The ‘Mother’s Day’ law – which applies to any woman in Zambia whether she has children or not – gives women a paid day off without having to provide a doctor’s certificate.
Period law divides opinions
According to Meluse Kapatamoyo from Mywage, while the new Mother’s Day law doesn’t specify the reason women are entitled to a monthly day off, “there is a silent belief that it was set up to accord a woman a day’s relief whilst having her monthly periods. But because there are no specifics, women can take this day off, either to just relax and recharge, or attend to urgent family issues.”
“As a woman, you are able to handle pressure emanating from your job and family life. But even being the ‘superwoman’ that you are, taking a day off work to relieve that stress is vital.”
The new law has divided opinions in the African nation, with some condemning the move and others hailing its arrival.
“It helps me to manage my physiological needs (and) I think it’s very important that I always endorse it,” said Shupe Luchembe, 36, a civil servant in the capital Lusaka and mother of three, reports News.com.au.
“Mother’s Day is a very progressive law,” said Madube Siyauya, from the Non-Governmental Organisations’ Coordinating Council.
“Some women have heavy flows, some of them have a lot of pain or vomiting. So it’s a very important day that allows women to attend to their biological needs and continue their work without being susceptible to discrimination.”
But others say the law is being abused.
“I don’t believe in it and I don’t take it. Menses are a normal thing in a woman’s body; it’s like being pregnant or childbirth,” Mutinta Musokotwane-Chikopela, a full-time working mum of three, told the BBC.
“I think women take advantage of that, especially that there’s no way of proving that you are on your menses or not.”
Period policy movement
Last year a UK company became the first in the nation to introduce an official ‘period policy’, however around the world many countries already have policies in place:
- Indonesian women have the right to two days of menstrual leave every month.
- In Japan women are entitled to leave during their periods, but companies don’t have to pay them for this time off.
- South Korean law dictates that women are entitled to paid menstrual leave, and if they don’t take it they get additional pay.

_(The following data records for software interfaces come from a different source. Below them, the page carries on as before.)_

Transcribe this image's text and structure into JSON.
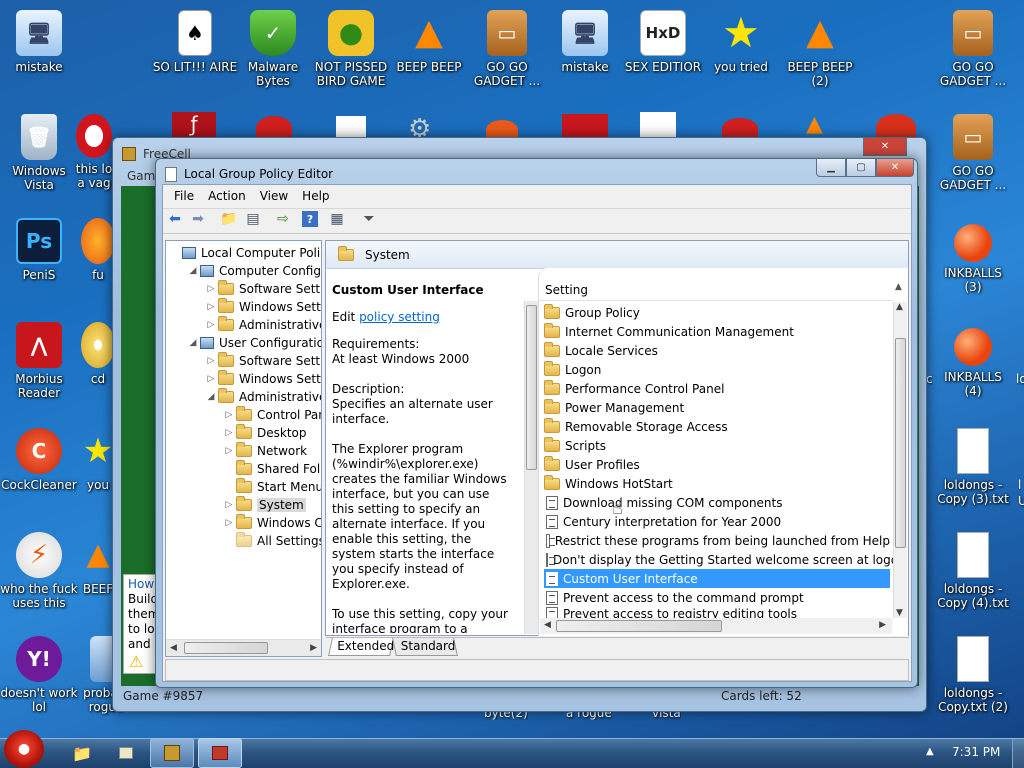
{
  "desktop_icons_left": [
    {
      "label": "mistake"
    },
    {
      "label": "Windows Vista"
    },
    {
      "label": "PeniS"
    },
    {
      "label": "Morbius Reader"
    },
    {
      "label": "CockCleaner"
    },
    {
      "label": "who the fuck uses this"
    },
    {
      "label": "doesn't work lol"
    }
  ],
  "desktop_icons_top": [
    {
      "label": "SO LIT!!! AIRE"
    },
    {
      "label": "Malware Bytes"
    },
    {
      "label": "NOT PISSED BIRD GAME"
    },
    {
      "label": "BEEP BEEP"
    },
    {
      "label": "GO GO GADGET ..."
    },
    {
      "label": "mistake"
    },
    {
      "label": "SEX EDITIOR"
    },
    {
      "label": "you tried"
    },
    {
      "label": "BEEP BEEP (2)"
    }
  ],
  "desktop_icons_right": [
    {
      "label": "GO GO GADGET ..."
    },
    {
      "label": "GO GO GADGET ..."
    },
    {
      "label": "INKBALLS (3)"
    },
    {
      "label": "INKBALLS (4)"
    },
    {
      "label": "loldongs - Copy (3).txt"
    },
    {
      "label": "loldongs - Copy (4).txt"
    },
    {
      "label": "loldongs - Copy.txt (2)"
    }
  ],
  "partial_icons": {
    "col2_row2": "this lo a vag",
    "col2_row3": "fu",
    "col2_row4": "cd",
    "col2_row5": "you",
    "col2_row6": "BEEF",
    "col2_row7": "proba a rogue",
    "bottom_mid1": "byte(2)",
    "bottom_mid2": "a rogue",
    "bottom_mid3": "vista",
    "right_partial1": "c",
    "right_partial2": "lo",
    "right_partial3": "l",
    "right_partial4": "U"
  },
  "freecell": {
    "title": "FreeCell",
    "menu_partial": "Game",
    "status_left": "Game #9857",
    "status_right": "Cards left: 52",
    "help_lines": [
      "How",
      "Build",
      "them",
      "to lo",
      "and l"
    ]
  },
  "gpedit": {
    "title": "Local Group Policy Editor",
    "menu": [
      "File",
      "Action",
      "View",
      "Help"
    ],
    "tree": [
      {
        "label": "Local Computer Policy",
        "depth": 0,
        "arrow": "",
        "icon": "computer"
      },
      {
        "label": "Computer Configura",
        "depth": 1,
        "arrow": "◢",
        "icon": "computer"
      },
      {
        "label": "Software Settings",
        "depth": 2,
        "arrow": "▷",
        "icon": "folder"
      },
      {
        "label": "Windows Setting",
        "depth": 2,
        "arrow": "▷",
        "icon": "folder"
      },
      {
        "label": "Administrative Te",
        "depth": 2,
        "arrow": "▷",
        "icon": "folder"
      },
      {
        "label": "User Configuration",
        "depth": 1,
        "arrow": "◢",
        "icon": "computer"
      },
      {
        "label": "Software Settings",
        "depth": 2,
        "arrow": "▷",
        "icon": "folder"
      },
      {
        "label": "Windows Setting",
        "depth": 2,
        "arrow": "▷",
        "icon": "folder"
      },
      {
        "label": "Administrative Te",
        "depth": 2,
        "arrow": "◢",
        "icon": "folder"
      },
      {
        "label": "Control Panel",
        "depth": 3,
        "arrow": "▷",
        "icon": "folder"
      },
      {
        "label": "Desktop",
        "depth": 3,
        "arrow": "▷",
        "icon": "folder"
      },
      {
        "label": "Network",
        "depth": 3,
        "arrow": "▷",
        "icon": "folder"
      },
      {
        "label": "Shared Folder",
        "depth": 3,
        "arrow": "",
        "icon": "folder"
      },
      {
        "label": "Start Menu ar",
        "depth": 3,
        "arrow": "",
        "icon": "folder"
      },
      {
        "label": "System",
        "depth": 3,
        "arrow": "▷",
        "icon": "folder",
        "selected": true
      },
      {
        "label": "Windows Cor",
        "depth": 3,
        "arrow": "▷",
        "icon": "folder"
      },
      {
        "label": "All Settings",
        "depth": 3,
        "arrow": "",
        "icon": "settings"
      }
    ],
    "header": "System",
    "desc": {
      "title": "Custom User Interface",
      "edit_prefix": "Edit ",
      "edit_link": "policy setting",
      "req_label": "Requirements:",
      "req_value": "At least Windows 2000",
      "desc_label": "Description:",
      "desc_value": "Specifies an alternate user interface.",
      "para1": "The Explorer program (%windir%\\explorer.exe) creates the familiar Windows interface, but you can use this setting to specify an alternate interface. If you enable this setting, the system starts the interface you specify instead of Explorer.exe.",
      "para2": "To use this setting, copy your interface program to a network share or to your system drive."
    },
    "list_header": "Setting",
    "list": [
      {
        "label": "Group Policy",
        "icon": "folder"
      },
      {
        "label": "Internet Communication Management",
        "icon": "folder"
      },
      {
        "label": "Locale Services",
        "icon": "folder"
      },
      {
        "label": "Logon",
        "icon": "folder"
      },
      {
        "label": "Performance Control Panel",
        "icon": "folder"
      },
      {
        "label": "Power Management",
        "icon": "folder"
      },
      {
        "label": "Removable Storage Access",
        "icon": "folder"
      },
      {
        "label": "Scripts",
        "icon": "folder"
      },
      {
        "label": "User Profiles",
        "icon": "folder"
      },
      {
        "label": "Windows HotStart",
        "icon": "folder"
      },
      {
        "label": "Download missing COM components",
        "icon": "doc"
      },
      {
        "label": "Century interpretation for Year 2000",
        "icon": "doc"
      },
      {
        "label": "Restrict these programs from being launched from Help",
        "icon": "doc"
      },
      {
        "label": "Don't display the Getting Started welcome screen at logon",
        "icon": "doc"
      },
      {
        "label": "Custom User Interface",
        "icon": "doc",
        "selected": true
      },
      {
        "label": "Prevent access to the command prompt",
        "icon": "doc"
      },
      {
        "label": "Prevent access to registry editing tools",
        "icon": "doc"
      }
    ],
    "tabs": [
      "Extended",
      "Standard"
    ]
  },
  "taskbar": {
    "time": "7:31 PM"
  },
  "colors": {
    "selection": "#3399ff",
    "link": "#0066cc",
    "felt": "#1a6e2a"
  }
}
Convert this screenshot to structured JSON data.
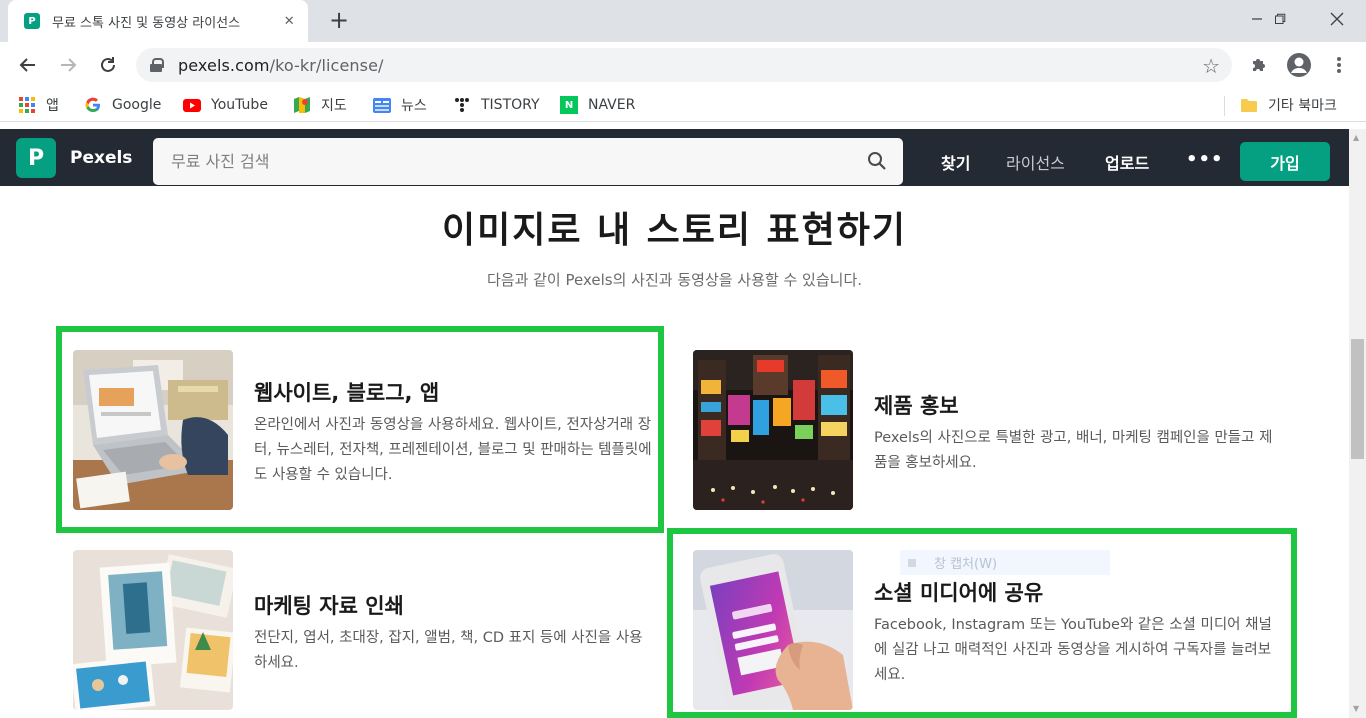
{
  "browser": {
    "tab_title": "무료 스톡 사진 및 동영상 라이선스",
    "url_host": "pexels.com",
    "url_path": "/ko-kr/license/",
    "bookmarks": [
      {
        "label": "앱",
        "icon": "apps-grid-icon"
      },
      {
        "label": "Google",
        "icon": "google-icon"
      },
      {
        "label": "YouTube",
        "icon": "youtube-icon"
      },
      {
        "label": "지도",
        "icon": "maps-icon"
      },
      {
        "label": "뉴스",
        "icon": "news-icon"
      },
      {
        "label": "TISTORY",
        "icon": "tistory-icon"
      },
      {
        "label": "NAVER",
        "icon": "naver-icon"
      }
    ],
    "other_bookmarks": "기타 북마크"
  },
  "pexels_nav": {
    "brand": "Pexels",
    "search_placeholder": "무료 사진 검색",
    "links": [
      "찾기",
      "라이선스",
      "업로드"
    ],
    "more": "•••",
    "join": "가입"
  },
  "hero": {
    "title": "이미지로 내 스토리 표현하기",
    "subtitle": "다음과 같이 Pexels의 사진과 동영상을 사용할 수 있습니다."
  },
  "cards": [
    {
      "title": "웹사이트, 블로그, 앱",
      "desc": "온라인에서 사진과 동영상을 사용하세요. 웹사이트, 전자상거래 장터, 뉴스레터, 전자책, 프레젠테이션, 블로그 및 판매하는 템플릿에도 사용할 수 있습니다."
    },
    {
      "title": "제품 홍보",
      "desc": "Pexels의 사진으로 특별한 광고, 배너, 마케팅 캠페인을 만들고 제품을 홍보하세요."
    },
    {
      "title": "마케팅 자료 인쇄",
      "desc": "전단지, 엽서, 초대장, 잡지, 앨범, 책, CD 표지 등에 사진을 사용하세요."
    },
    {
      "title": "소셜 미디어에 공유",
      "desc": "Facebook, Instagram 또는 YouTube와 같은 소셜 미디어 채널에 실감 나고 매력적인 사진과 동영상을 게시하여 구독자를 늘려보세요."
    }
  ],
  "overlay_ghost": "창 캡처(W)",
  "colors": {
    "pexels_green": "#05a081",
    "nav_bg": "#232a34",
    "highlight": "#1ec642"
  }
}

- Taiwanese women get three days of menstrual leave every year.
So, what do you think about ‘Period Leave’?
If you’re having period problems, make sure you read our guide to what your period is telling you about your health.